1. F.E.C. on 21st November discussed issuance of F.E.C. Policy decision on review of Constitution, including views of the United States Government and MacArthur (see our FEC.294). 
2. Australian Representative said that S.C.A.P. overlooked some points made in previous Commission discussions, for example, in Paragraph 1(B) he confused right of review with obligation to exercise that right. S.C.A.P. also had not commented on danger of leakage because at least 4,000 people must know of it by now. The Australian Representative continued that MacArthur had discussed matter in relation to occupation, but there were further problems related to the obligation of F.E.C. Nations to Japanese and to their own people. The Japanese should be informed that F.E.C. had not allowed the new constitution to come into force unconditionally. In addition the Allied peoples had the right to know the attitude adopted by their Governments to the Japanese Constitution. He called attention to possibility of matter arising in an Allied Parliament and said that in such circumstances, each Government had the right to make known policy decision if it considered this necessary in the interests of its own National Policy whatever decision F.E.C. made now on publication.
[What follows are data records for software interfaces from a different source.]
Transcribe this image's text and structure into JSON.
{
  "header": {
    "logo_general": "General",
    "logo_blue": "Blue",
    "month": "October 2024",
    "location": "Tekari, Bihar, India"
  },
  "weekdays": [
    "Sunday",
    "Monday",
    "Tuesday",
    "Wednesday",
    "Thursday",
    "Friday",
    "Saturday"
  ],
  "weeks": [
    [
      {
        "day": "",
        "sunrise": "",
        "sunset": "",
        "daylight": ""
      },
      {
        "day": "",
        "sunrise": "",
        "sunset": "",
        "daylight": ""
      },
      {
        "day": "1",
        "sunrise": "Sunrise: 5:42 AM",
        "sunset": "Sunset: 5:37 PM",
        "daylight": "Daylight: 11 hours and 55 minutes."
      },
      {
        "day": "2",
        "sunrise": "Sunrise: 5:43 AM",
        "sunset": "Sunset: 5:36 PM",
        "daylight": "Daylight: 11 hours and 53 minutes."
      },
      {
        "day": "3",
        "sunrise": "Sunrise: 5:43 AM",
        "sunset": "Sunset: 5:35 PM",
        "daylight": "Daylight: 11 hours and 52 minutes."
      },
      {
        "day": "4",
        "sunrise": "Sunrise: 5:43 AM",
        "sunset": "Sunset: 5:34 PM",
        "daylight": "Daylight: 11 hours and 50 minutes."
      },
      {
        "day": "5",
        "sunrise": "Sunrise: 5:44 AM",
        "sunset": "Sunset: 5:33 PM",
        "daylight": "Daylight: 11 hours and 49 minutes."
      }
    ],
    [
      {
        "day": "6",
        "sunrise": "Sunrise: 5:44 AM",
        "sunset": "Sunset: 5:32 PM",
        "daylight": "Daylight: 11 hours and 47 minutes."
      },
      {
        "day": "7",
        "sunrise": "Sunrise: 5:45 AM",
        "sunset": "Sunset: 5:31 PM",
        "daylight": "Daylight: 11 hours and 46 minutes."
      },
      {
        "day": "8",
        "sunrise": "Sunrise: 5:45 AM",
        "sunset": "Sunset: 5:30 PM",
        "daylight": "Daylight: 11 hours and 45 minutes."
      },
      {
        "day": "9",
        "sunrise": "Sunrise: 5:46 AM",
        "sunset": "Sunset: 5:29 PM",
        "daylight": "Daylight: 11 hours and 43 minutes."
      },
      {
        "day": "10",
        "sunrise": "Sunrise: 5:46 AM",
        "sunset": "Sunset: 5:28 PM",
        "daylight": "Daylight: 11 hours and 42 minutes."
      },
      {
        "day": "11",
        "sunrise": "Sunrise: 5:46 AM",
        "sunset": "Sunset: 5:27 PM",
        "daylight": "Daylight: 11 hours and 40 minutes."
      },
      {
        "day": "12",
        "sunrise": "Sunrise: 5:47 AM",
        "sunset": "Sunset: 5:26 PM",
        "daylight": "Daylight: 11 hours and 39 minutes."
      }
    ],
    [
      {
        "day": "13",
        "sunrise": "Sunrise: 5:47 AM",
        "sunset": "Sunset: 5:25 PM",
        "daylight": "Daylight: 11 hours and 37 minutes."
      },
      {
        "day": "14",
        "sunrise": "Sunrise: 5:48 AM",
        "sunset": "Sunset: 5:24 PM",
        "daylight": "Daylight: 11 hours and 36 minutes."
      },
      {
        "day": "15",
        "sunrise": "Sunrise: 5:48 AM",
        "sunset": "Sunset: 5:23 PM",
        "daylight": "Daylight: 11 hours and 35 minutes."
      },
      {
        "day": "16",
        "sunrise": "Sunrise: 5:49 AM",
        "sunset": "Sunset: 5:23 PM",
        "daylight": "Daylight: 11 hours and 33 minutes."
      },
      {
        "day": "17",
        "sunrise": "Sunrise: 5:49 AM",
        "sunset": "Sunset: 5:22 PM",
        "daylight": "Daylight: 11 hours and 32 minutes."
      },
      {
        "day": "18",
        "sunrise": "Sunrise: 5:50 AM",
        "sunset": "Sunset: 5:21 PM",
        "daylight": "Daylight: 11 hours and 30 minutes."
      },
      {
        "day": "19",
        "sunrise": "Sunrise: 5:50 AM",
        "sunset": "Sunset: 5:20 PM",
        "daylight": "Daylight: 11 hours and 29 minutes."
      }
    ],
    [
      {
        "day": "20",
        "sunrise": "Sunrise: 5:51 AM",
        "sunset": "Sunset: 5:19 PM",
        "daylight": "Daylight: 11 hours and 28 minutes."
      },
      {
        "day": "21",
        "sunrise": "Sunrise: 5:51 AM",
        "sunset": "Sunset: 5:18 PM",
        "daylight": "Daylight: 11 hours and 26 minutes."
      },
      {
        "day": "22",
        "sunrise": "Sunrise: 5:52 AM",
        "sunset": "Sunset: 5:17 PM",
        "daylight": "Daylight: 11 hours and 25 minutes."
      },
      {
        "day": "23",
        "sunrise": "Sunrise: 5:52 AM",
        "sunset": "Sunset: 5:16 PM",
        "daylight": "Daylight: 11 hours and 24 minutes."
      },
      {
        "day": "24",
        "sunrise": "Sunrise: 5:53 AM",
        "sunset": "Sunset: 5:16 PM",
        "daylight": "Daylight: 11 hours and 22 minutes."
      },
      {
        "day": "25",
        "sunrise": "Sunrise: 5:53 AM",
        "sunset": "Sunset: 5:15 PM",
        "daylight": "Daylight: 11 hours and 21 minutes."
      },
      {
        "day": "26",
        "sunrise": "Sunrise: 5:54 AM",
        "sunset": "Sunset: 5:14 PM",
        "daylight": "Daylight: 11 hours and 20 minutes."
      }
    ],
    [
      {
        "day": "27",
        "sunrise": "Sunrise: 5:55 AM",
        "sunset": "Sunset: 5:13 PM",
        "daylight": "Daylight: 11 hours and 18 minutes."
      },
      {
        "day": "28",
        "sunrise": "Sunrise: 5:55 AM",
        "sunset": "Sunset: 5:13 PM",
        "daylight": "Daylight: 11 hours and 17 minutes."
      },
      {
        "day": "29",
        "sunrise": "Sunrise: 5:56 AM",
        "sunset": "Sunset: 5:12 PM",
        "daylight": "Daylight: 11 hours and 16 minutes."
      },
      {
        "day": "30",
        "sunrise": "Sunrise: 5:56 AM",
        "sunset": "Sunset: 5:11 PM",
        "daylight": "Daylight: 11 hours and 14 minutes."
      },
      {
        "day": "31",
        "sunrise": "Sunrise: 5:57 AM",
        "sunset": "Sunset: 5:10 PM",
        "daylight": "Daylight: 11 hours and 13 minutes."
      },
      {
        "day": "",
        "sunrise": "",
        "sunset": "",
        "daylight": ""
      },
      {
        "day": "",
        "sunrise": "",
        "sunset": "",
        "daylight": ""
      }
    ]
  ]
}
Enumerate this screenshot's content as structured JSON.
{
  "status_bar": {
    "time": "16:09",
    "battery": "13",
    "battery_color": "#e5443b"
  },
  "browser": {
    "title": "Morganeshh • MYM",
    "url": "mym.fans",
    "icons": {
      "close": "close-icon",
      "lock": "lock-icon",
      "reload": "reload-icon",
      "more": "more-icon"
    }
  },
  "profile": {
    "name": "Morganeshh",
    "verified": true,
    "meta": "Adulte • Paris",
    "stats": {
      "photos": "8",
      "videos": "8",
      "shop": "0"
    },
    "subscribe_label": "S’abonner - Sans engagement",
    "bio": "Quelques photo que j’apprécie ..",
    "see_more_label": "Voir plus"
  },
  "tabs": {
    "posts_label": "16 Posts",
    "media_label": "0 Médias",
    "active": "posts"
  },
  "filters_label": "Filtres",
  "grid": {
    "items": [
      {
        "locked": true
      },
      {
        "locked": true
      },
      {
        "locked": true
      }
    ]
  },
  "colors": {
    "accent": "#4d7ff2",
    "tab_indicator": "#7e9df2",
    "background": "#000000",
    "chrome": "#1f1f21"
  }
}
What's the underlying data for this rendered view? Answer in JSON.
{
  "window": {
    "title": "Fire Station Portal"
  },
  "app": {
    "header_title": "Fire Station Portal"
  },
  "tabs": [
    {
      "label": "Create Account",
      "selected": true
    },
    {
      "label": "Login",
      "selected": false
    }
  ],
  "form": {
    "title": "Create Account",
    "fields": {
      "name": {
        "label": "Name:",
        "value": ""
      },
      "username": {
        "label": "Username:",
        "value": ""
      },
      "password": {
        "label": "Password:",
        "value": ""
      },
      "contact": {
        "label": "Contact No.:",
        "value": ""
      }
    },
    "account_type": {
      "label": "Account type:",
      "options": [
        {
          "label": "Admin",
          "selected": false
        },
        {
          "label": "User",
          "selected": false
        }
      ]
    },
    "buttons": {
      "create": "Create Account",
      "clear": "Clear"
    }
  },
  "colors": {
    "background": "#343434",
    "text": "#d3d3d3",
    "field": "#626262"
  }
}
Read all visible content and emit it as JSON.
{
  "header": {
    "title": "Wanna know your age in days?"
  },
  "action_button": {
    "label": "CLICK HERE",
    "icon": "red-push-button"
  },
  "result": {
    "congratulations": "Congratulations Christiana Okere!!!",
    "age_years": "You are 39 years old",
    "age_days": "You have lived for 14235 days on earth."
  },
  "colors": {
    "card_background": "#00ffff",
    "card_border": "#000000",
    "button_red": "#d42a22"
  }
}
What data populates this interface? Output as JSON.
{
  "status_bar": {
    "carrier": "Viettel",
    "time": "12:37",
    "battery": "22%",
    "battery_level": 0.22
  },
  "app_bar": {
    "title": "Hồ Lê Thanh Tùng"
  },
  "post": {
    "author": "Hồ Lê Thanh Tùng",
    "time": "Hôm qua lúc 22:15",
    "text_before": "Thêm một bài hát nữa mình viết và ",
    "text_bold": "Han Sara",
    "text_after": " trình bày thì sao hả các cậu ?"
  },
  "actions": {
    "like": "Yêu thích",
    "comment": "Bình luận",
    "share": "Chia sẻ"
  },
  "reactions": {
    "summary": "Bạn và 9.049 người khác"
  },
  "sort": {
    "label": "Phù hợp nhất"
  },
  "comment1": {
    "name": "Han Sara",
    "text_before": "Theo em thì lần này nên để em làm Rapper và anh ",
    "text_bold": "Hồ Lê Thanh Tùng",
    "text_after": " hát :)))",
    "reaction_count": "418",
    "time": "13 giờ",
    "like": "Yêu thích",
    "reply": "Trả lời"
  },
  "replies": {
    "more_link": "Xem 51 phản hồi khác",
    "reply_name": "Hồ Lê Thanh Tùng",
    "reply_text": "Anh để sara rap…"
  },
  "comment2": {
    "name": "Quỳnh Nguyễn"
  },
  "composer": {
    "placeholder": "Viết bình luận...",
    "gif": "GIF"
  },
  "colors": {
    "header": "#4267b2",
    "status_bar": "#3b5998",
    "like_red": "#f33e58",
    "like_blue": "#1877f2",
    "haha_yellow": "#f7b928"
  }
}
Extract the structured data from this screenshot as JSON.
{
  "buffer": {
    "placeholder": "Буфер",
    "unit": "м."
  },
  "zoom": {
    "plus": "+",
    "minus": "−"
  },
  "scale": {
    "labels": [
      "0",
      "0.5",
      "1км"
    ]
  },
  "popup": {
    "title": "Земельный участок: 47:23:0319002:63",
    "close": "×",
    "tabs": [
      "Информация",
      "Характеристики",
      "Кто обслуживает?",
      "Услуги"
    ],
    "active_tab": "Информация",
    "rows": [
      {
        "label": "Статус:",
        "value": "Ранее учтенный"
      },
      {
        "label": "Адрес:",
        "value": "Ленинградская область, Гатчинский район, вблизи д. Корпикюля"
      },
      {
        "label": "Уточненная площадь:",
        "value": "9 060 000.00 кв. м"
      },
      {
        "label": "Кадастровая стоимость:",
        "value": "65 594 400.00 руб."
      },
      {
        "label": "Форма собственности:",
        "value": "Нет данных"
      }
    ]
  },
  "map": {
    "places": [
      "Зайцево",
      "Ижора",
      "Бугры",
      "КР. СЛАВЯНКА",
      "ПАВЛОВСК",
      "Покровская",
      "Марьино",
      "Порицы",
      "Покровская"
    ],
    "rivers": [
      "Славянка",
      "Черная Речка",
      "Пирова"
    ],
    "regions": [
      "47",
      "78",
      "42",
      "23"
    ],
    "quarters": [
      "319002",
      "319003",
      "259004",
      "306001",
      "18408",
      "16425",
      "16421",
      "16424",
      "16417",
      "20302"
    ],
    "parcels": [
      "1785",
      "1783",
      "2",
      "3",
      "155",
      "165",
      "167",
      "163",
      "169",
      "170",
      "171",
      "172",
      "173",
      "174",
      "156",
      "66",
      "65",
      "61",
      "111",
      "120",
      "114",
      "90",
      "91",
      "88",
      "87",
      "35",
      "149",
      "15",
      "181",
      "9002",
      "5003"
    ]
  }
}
3. The Australian Member continued that he could not accept 2(B).
F.E.C. and its Member Governments must retain right to publish its own decisions. He said he could accept 2(A) if it were amended to read . . . 'S.C.A.P. should formally advise the Government of Japan of the terms of the Policy decision contained in FEC- 031/41', and if it were not taken to prejudge the question of publication. He said it was not sufficient to inform the Prime Minister as a private individual and that moreover this would give undemocratic role to the Japanese Chief Executive.
4. Australia was supported by New Zealand, Canada, United Kingdom, India, France and with minor qualification by China. Philippines and Netherlands supported United States. U.S.S.R. said it would agree to nothing short of complete publication.
5. The United States Member then proposed as an alternative that 2(A) be amended to remove the words 'as soon as possible' and to add after 'Prime Minister of Japan' the words 'or his successors' and to amend 2(B) by deleting words 'for the discretion of the Supreme Commander' and substituting 'which will be considered subsequently and in the light of future consultation with the S.C.A.P.'. The Australian Member said he was not satisfied with this. It appeared to mean that for possibly the next two years the only person in Japan who knew about the Policy Decision would be the Prime Minister or his successor.
6. Under steady pressure, the United States has weakened greatly from its original stand, but you may consider the strong wording of MacArthur's reply makes it politically difficult to insist on putting to a vote a motion requiring immediate publication. United States would veto such a proposal, but if we secure formal communication to Japanese Cabinet, complete publication can not be much longer avoided by United States.